What you should do: Count the lines below that hold "state". Give the number without comment.

Data for processing:
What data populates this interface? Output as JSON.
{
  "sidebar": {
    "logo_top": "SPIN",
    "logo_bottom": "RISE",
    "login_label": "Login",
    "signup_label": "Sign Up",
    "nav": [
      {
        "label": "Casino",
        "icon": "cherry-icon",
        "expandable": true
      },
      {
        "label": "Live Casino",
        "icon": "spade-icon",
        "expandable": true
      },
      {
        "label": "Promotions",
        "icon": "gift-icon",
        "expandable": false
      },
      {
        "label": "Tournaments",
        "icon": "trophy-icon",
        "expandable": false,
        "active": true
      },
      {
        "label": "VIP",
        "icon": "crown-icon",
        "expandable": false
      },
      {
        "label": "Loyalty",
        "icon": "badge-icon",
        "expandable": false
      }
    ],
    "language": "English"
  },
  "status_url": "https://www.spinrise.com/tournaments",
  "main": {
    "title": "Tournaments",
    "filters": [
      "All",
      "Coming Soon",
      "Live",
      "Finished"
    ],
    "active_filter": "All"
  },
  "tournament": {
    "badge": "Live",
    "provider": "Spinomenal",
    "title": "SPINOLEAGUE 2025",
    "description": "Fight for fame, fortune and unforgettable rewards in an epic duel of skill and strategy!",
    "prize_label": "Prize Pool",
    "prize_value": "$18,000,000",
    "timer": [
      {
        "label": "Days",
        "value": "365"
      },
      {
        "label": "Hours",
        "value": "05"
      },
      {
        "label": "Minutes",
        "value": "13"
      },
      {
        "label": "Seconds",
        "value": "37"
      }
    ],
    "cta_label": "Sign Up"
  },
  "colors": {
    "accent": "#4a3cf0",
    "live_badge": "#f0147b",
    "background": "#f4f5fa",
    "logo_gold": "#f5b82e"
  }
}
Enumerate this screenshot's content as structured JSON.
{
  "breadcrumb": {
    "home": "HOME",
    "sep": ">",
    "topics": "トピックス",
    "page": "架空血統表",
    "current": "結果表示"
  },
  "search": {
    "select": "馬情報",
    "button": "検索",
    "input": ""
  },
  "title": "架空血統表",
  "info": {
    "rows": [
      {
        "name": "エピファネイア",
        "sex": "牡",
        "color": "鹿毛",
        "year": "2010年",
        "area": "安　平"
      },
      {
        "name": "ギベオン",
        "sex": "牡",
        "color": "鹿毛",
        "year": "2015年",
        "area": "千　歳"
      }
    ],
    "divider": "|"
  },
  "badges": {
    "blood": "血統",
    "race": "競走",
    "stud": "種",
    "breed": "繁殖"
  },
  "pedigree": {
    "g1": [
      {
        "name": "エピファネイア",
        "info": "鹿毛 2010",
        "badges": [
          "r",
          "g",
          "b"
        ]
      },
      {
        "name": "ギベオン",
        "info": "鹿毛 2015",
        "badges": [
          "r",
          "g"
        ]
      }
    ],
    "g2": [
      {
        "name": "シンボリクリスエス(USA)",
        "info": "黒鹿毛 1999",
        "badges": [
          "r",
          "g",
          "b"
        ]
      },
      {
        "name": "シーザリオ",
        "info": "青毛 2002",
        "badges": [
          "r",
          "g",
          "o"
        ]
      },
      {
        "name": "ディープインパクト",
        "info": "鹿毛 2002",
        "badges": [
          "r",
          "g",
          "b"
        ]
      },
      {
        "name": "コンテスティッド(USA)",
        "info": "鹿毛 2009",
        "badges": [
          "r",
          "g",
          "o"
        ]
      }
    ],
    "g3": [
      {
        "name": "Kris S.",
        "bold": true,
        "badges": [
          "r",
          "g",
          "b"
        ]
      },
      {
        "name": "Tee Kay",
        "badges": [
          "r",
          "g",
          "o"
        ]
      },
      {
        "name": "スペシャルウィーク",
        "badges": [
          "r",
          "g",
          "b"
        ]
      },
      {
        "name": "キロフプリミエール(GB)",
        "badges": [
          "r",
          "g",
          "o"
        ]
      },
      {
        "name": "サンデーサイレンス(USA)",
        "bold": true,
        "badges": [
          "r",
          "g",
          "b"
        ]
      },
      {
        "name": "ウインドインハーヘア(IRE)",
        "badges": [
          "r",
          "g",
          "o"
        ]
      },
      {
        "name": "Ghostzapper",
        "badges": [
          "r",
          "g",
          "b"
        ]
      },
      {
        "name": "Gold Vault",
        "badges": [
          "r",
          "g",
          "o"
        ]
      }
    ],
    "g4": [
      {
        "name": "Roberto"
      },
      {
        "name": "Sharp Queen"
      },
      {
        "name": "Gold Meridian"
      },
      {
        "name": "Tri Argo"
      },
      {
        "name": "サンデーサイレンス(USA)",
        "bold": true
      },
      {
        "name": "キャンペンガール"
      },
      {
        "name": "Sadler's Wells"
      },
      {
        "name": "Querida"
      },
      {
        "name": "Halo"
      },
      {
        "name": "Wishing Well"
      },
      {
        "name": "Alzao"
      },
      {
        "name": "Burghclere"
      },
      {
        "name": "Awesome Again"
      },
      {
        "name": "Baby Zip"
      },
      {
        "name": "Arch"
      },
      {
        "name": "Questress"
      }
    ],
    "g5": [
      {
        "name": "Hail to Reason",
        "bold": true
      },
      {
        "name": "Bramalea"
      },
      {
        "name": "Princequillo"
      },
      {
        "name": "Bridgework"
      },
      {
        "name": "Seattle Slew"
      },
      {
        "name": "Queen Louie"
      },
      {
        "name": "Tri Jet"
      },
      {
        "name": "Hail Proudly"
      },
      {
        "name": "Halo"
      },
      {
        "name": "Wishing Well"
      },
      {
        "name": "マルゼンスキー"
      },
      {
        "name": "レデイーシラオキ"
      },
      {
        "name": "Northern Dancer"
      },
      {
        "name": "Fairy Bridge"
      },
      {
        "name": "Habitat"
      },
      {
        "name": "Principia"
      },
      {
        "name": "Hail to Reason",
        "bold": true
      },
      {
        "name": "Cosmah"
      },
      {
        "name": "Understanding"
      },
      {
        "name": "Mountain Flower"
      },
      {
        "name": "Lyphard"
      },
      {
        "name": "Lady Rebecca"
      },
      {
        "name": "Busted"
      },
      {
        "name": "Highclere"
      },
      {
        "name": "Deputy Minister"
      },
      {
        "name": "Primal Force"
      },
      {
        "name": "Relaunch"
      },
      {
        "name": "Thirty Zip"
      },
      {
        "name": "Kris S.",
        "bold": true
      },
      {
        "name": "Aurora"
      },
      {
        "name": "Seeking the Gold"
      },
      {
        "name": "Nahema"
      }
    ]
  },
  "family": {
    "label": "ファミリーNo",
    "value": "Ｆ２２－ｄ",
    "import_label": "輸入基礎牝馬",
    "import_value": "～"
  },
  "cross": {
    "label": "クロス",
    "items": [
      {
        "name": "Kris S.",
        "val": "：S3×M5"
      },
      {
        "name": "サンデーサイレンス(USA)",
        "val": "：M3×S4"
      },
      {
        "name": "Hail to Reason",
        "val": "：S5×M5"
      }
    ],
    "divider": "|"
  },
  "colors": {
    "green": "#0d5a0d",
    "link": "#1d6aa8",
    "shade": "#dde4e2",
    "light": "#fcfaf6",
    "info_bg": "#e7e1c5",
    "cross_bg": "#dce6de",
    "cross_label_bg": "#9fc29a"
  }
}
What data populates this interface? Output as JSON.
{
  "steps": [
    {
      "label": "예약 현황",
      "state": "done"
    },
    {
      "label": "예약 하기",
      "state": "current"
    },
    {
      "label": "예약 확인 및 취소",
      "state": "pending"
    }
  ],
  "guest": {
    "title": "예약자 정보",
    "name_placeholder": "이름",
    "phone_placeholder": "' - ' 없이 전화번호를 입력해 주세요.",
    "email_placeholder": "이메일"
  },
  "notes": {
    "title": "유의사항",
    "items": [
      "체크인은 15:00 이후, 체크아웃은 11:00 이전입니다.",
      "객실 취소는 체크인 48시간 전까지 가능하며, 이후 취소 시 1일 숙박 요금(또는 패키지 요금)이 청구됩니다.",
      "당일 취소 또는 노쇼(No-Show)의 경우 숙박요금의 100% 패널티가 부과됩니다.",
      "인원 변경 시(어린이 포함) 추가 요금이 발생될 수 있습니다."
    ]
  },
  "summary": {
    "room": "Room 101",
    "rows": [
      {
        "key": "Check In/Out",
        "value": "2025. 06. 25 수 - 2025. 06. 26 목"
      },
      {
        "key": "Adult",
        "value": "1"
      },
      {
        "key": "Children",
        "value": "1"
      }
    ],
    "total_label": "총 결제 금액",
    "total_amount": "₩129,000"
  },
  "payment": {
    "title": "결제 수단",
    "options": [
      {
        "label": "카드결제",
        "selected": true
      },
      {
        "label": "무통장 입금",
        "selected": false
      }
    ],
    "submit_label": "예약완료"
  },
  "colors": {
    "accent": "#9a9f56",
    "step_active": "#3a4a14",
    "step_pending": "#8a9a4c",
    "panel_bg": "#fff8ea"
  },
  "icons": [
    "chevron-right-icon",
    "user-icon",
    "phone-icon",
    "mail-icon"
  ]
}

Task result: 3